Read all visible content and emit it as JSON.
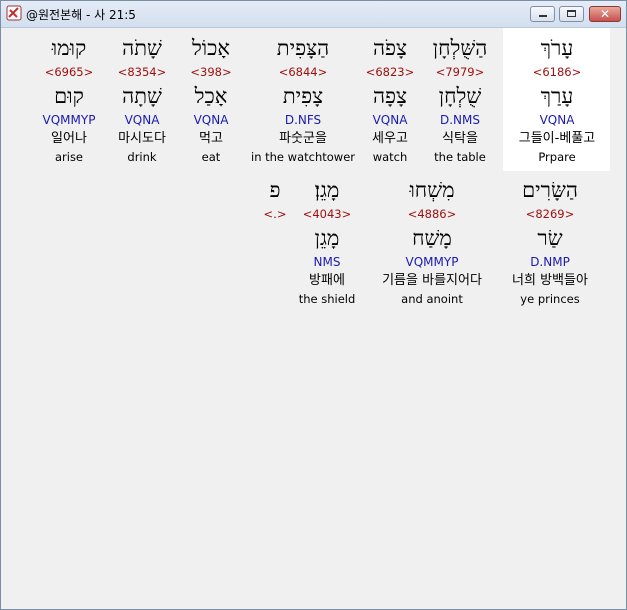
{
  "window": {
    "title": "@원전본해 - 사 21:5",
    "close_glyph": "✕"
  },
  "colors": {
    "strong": "#a01010",
    "morph": "#1a1ab0",
    "highlight_bg": "#ffffff"
  },
  "row1": [
    {
      "hebrew": "עָרֹךְ",
      "strong": "<6186>",
      "lemma": "עָרַךְ",
      "morph": "VQNA",
      "korean": "그들이-베풀고",
      "english": "Prpare"
    },
    {
      "hebrew": "הַשֻּׁלְחָן",
      "strong": "<7979>",
      "lemma": "שֻׁלְחָן",
      "morph": "D.NMS",
      "korean": "식탁을",
      "english": "the table"
    },
    {
      "hebrew": "צָפֹה",
      "strong": "<6823>",
      "lemma": "צָפָה",
      "morph": "VQNA",
      "korean": "세우고",
      "english": "watch"
    },
    {
      "hebrew": "הַצָּפִית",
      "strong": "<6844>",
      "lemma": "צָפִית",
      "morph": "D.NFS",
      "korean": "파숫군을",
      "english": "in the watchtower"
    },
    {
      "hebrew": "אָכוֹל",
      "strong": "<398>",
      "lemma": "אָכַל",
      "morph": "VQNA",
      "korean": "먹고",
      "english": "eat"
    },
    {
      "hebrew": "שָׁתֹה",
      "strong": "<8354>",
      "lemma": "שָׁתָה",
      "morph": "VQNA",
      "korean": "마시도다",
      "english": "drink"
    },
    {
      "hebrew": "קוּמוּ",
      "strong": "<6965>",
      "lemma": "קוּם",
      "morph": "VQMMYP",
      "korean": "일어나",
      "english": "arise"
    }
  ],
  "row2": [
    {
      "hebrew": "הַשָּׂרִים",
      "strong": "<8269>",
      "lemma": "שַׂר",
      "morph": "D.NMP",
      "korean": "너희 방백들아",
      "english": "ye princes"
    },
    {
      "hebrew": "מִשְׁחוּ",
      "strong": "<4886>",
      "lemma": "מָשַׁח",
      "morph": "VQMMYP",
      "korean": "기름을 바를지어다",
      "english": "and anoint"
    },
    {
      "hebrew": "מָגֵן׃",
      "strong": "<4043>",
      "lemma": "מָגֵן",
      "morph": "NMS",
      "korean": "방패에",
      "english": "the shield"
    },
    {
      "hebrew": "פ",
      "strong": "<.>",
      "lemma": "",
      "morph": "",
      "korean": "",
      "english": ""
    }
  ]
}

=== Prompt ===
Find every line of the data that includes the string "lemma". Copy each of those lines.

=== Completed task ===
      "lemma": "עָרַךְ",
      "lemma": "שֻׁלְחָן",
      "lemma": "צָפָה",
      "lemma": "צָפִית",
      "lemma": "אָכַל",
      "lemma": "שָׁתָה",
      "lemma": "קוּם",
      "lemma": "שַׂר",
      "lemma": "מָשַׁח",
      "lemma": "מָגֵן",
      "lemma": "",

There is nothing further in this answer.